**EXERCISE DETAILS**
Match on the string "icon" in the entries below and return every matching line.

**Records drawn from a dataset**
▶

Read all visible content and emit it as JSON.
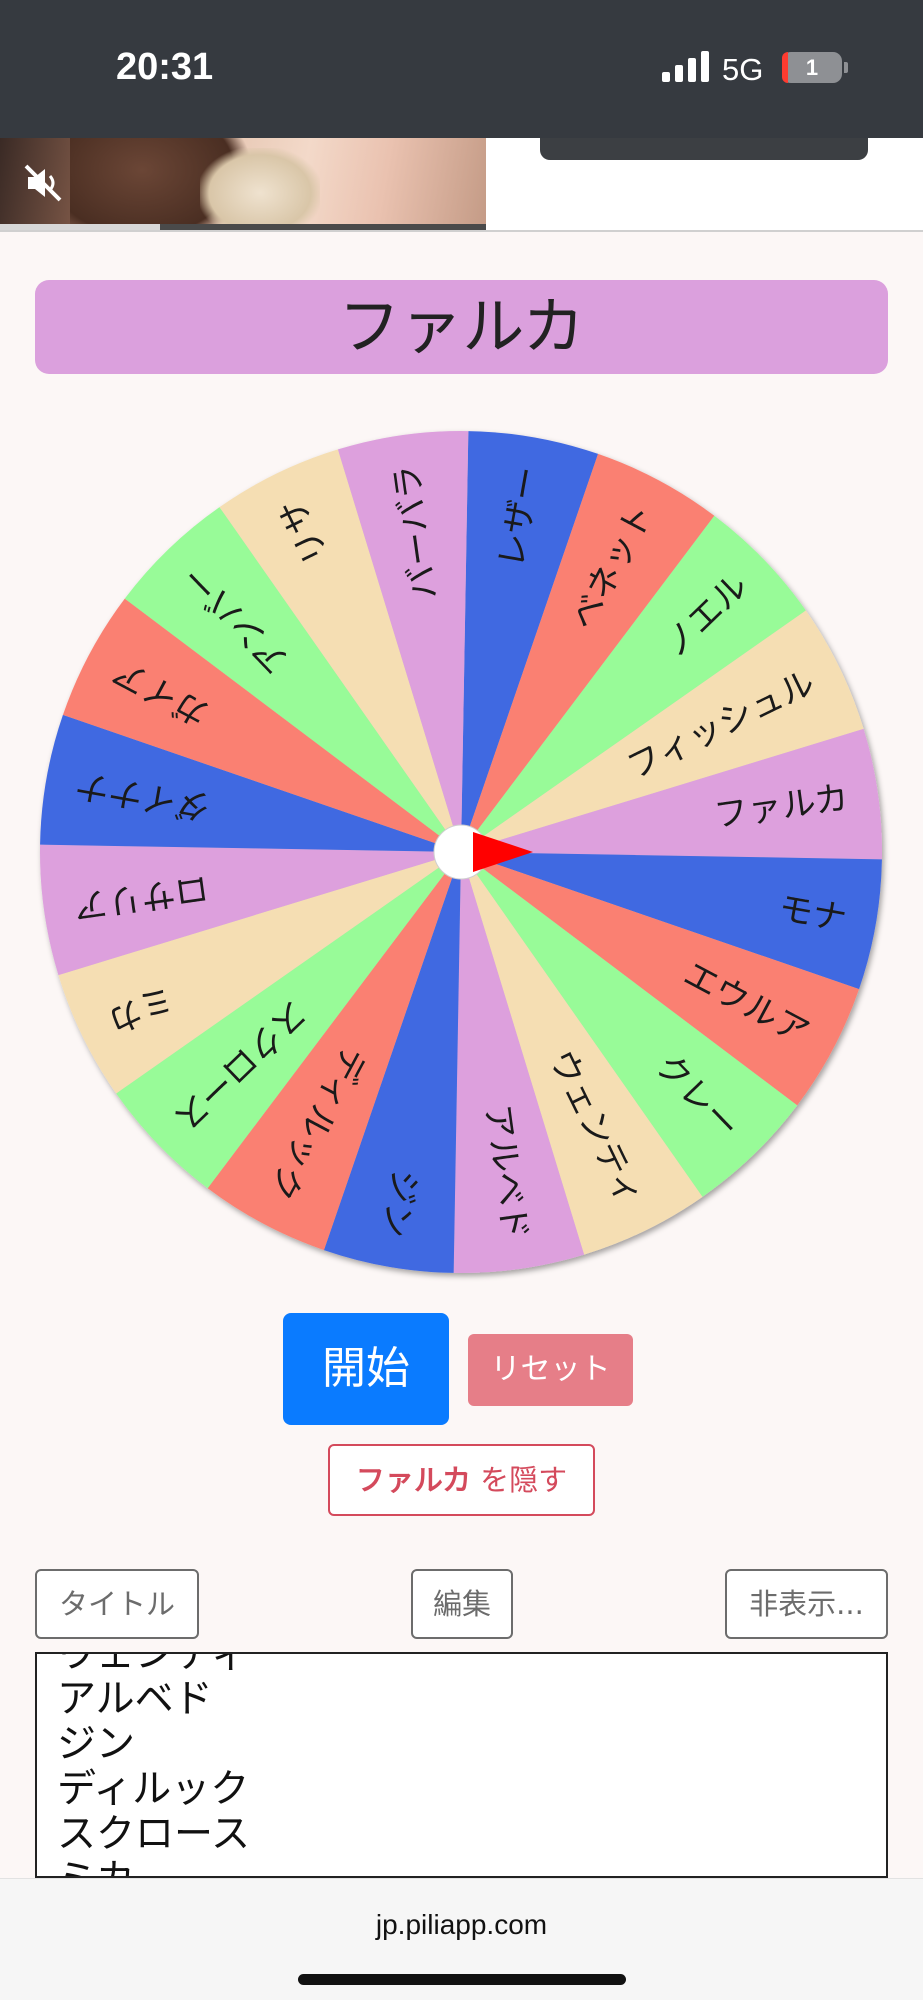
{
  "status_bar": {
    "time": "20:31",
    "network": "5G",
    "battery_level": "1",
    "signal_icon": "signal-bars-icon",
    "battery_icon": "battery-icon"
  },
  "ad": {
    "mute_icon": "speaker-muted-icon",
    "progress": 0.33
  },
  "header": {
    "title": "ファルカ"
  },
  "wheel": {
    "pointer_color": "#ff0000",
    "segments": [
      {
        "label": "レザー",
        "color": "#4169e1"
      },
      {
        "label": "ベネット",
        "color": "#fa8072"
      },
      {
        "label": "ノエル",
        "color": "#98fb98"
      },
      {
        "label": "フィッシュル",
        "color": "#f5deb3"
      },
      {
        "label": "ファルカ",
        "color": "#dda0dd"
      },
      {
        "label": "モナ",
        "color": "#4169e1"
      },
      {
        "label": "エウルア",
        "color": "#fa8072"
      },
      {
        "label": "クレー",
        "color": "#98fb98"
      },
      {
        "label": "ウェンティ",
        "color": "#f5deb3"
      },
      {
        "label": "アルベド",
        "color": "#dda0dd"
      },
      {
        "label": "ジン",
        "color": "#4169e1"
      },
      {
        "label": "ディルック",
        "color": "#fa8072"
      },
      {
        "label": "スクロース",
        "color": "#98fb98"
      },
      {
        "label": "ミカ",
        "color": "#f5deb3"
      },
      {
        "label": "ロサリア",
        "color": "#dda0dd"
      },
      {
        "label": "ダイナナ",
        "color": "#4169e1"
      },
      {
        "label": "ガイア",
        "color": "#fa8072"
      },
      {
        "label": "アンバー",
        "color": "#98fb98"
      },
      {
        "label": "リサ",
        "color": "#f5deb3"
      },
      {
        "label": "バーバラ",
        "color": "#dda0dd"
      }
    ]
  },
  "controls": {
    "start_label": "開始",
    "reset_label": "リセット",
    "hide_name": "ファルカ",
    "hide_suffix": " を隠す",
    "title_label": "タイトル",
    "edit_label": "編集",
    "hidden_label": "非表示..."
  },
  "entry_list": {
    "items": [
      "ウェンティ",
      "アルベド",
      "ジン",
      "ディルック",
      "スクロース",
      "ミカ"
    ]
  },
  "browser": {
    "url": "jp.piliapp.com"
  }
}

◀
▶

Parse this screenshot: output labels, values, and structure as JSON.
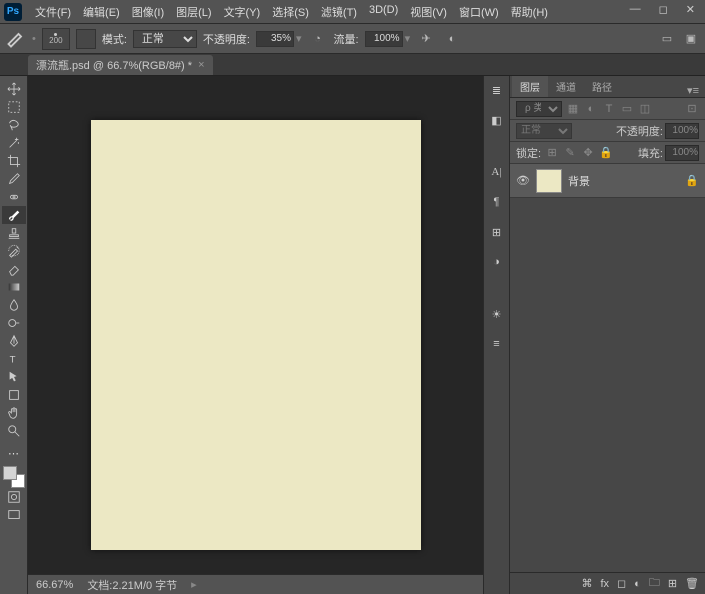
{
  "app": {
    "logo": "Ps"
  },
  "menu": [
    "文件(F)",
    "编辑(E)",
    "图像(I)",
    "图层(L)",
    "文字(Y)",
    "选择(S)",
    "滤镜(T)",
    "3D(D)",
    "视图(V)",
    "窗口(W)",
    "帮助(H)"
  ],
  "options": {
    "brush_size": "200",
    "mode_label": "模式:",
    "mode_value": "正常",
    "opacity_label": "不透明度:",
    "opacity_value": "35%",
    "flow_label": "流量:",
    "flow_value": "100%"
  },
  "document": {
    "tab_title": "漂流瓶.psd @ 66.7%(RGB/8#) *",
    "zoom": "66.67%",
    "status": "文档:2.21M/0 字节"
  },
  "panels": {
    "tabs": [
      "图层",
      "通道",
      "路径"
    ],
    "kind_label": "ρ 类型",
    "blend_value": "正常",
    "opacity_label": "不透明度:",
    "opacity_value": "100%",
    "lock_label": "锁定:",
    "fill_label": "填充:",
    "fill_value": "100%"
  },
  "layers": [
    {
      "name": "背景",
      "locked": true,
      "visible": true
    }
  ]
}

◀

**ANSWER BOX**
    "signal_icon": "signal-bars-icon",
    "battery_icon": "battery-icon"
    "mute_icon": "speaker-muted-icon",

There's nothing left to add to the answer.